WORK ORDER → All entries below need to be written out exactly, but without their pictures.

GIVEN RECORDS →
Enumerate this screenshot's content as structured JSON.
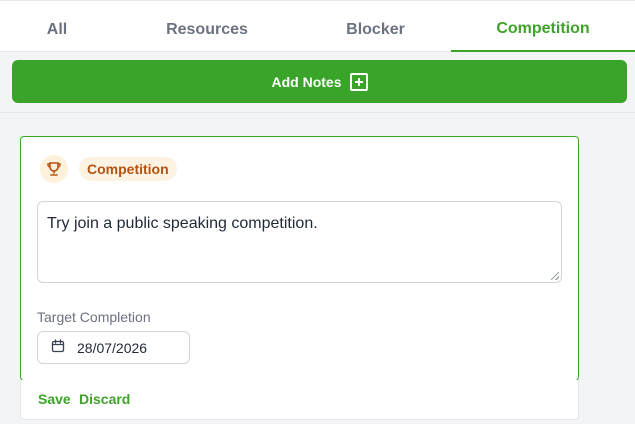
{
  "tabs": [
    {
      "label": "All",
      "active": false
    },
    {
      "label": "Resources",
      "active": false
    },
    {
      "label": "Blocker",
      "active": false
    },
    {
      "label": "Competition",
      "active": true
    }
  ],
  "toolbar": {
    "add_notes_label": "Add Notes",
    "add_icon": "plus-square-icon"
  },
  "note": {
    "category_icon": "trophy-icon",
    "category_label": "Competition",
    "text": "Try join a public speaking competition.",
    "target_label": "Target Completion",
    "target_date": "28/07/2026",
    "date_icon": "calendar-icon"
  },
  "actions": {
    "save_label": "Save",
    "discard_label": "Discard"
  },
  "colors": {
    "accent": "#3aa42a",
    "badge_text": "#b5520f",
    "badge_bg": "#fdf3e3"
  }
}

ANSWER SPACE →
Enumerate this screenshot's content as structured JSON.
{
  "tabs": [
    {
      "label": "All",
      "active": false
    },
    {
      "label": "Resources",
      "active": false
    },
    {
      "label": "Blocker",
      "active": false
    },
    {
      "label": "Competition",
      "active": true
    }
  ],
  "toolbar": {
    "add_notes_label": "Add Notes",
    "add_icon": "plus-square-icon"
  },
  "note": {
    "category_icon": "trophy-icon",
    "category_label": "Competition",
    "text": "Try join a public speaking competition.",
    "target_label": "Target Completion",
    "target_date": "28/07/2026",
    "date_icon": "calendar-icon"
  },
  "actions": {
    "save_label": "Save",
    "discard_label": "Discard"
  },
  "colors": {
    "accent": "#3aa42a",
    "badge_text": "#b5520f",
    "badge_bg": "#fdf3e3"
  }
}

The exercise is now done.